This video published earlier this year features the first space-to-earth musical collaboration with Chris Hadfield, commander of the International Space Station, singing along with The Barenaked Ladies and the Wexford Gleeks, Canadian Nation Showchoir champions.

The song, “I.S.S. (Is Somebody Singing) was commissioned by CBCMusic.ca and The Coalition for Music Education with the Canadian Space Agency to celebrate music education in schools across Canada.

Seriously, Chris Hadfield is so awesome! A true Canadian hero in my mind. The educational short videos he’s been sharing have been phenomenal in teaching kids, and adults alike, what it’s like to be an astronaut on the International Space Station. According to Wikipedia, “Hadfield was described as “perhaps the most social media savvy astronaut ever to leave the Earth” by Forbes after building a considerable audience on social media, including over 700,000 Twitter followers as of April 2013.

Monday May 6th will be the last live event Hadfield will perform from the International Space Station before he completes his mission and returns to earth. You can watch the live webcast by linking from the www.musicmonday.ca homepage starting at 11:55 EDT.

I’m personally so excited for this event because my sister in law will be signing along with students in her class from E.C. Drury School for the Deaf! I’m so excited for her and her students to participate in this once in a lifetime experience.

This is a true collaboration of artists, musicians, scientists, students and teachers celebrating the power of music and importance of music education. I’m inspired just thinking about it.

 

A Purposeful Online Game Experience – Quandary

With all of the discussion around how much screen time children should or shouldn’t be getting and with it being Screen Free Week, I was intrigued when I came across this online game with the goal of engaging students in practicing decision making with the focus on ethical issues and solving moral dilemmas.

The question Quandary in the Classroom raises for me is: In what ways can technology in the form of games challenge students to practice critical thinking, decision making and collaboration?

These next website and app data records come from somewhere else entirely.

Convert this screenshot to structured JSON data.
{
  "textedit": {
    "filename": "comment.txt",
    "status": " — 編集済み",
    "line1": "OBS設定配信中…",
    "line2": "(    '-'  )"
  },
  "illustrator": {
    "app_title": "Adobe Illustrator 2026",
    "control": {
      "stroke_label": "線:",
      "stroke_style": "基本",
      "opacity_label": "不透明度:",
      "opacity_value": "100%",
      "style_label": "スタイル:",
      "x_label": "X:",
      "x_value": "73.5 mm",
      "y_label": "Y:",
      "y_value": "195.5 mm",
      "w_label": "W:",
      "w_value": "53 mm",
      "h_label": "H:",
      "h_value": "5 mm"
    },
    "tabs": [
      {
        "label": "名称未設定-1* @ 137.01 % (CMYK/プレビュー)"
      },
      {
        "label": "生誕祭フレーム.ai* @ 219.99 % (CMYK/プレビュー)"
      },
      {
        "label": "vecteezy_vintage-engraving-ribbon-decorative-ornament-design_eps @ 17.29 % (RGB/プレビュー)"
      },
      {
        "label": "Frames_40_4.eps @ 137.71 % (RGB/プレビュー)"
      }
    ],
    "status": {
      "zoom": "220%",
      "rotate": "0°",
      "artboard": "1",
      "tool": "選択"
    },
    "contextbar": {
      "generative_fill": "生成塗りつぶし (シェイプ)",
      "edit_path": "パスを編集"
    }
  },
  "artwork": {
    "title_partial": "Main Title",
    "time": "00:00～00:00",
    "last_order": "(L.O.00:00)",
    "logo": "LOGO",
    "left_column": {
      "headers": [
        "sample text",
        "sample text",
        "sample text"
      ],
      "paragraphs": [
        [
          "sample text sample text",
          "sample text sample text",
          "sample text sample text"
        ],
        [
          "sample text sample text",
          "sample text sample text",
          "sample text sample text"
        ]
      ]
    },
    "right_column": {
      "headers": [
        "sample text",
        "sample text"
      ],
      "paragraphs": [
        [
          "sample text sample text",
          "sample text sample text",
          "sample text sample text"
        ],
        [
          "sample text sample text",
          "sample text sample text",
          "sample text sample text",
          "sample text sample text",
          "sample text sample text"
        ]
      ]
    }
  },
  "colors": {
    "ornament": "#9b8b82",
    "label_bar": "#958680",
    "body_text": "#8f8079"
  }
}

“The aim of the game Quandary is to solve moral dilemmas on behalf of and for the good of the colony Braxos and you are the captain of the colony who is in charge of making those decisions.”

Children are given facts and problems then empowered to make decisions.  One little guy in the video says “I come from a big family so I never get to make decisions..” It was cute, yet sad and probably true for a lot of children in all sorts of families big and small.

Another little guy in the video says “The game had a pretty good UI…” !  He knows what a UI is?!  Impressive!  (User Interface for anyone reading and wondering…)

His comment reminds us that children are living in a world much different than the world we grew up in, particularly if you were born before 1990… Which makes me think that technology based games that engage kids and teens to think independently and practice decision making based on ethical principles is nothing short of really awesome.

What’s more is that it’s a free online game! Check it out. What do you think?

This game reminds me of ‘The Adventures of Meep on Earth’ game that my team and I created back in 2000 to help children manage emotions and feelings of anger. As our alien, Meep, experienced new encounters on his journey on earth for the first time, he would model ways to self regulate his emotions.  Children learned the technique of Stop – take a deep breath, Think and Talk – express how you feel. That was back in the days of cd-roms! I bet that UI kid doesn’t know what a cd-rom is!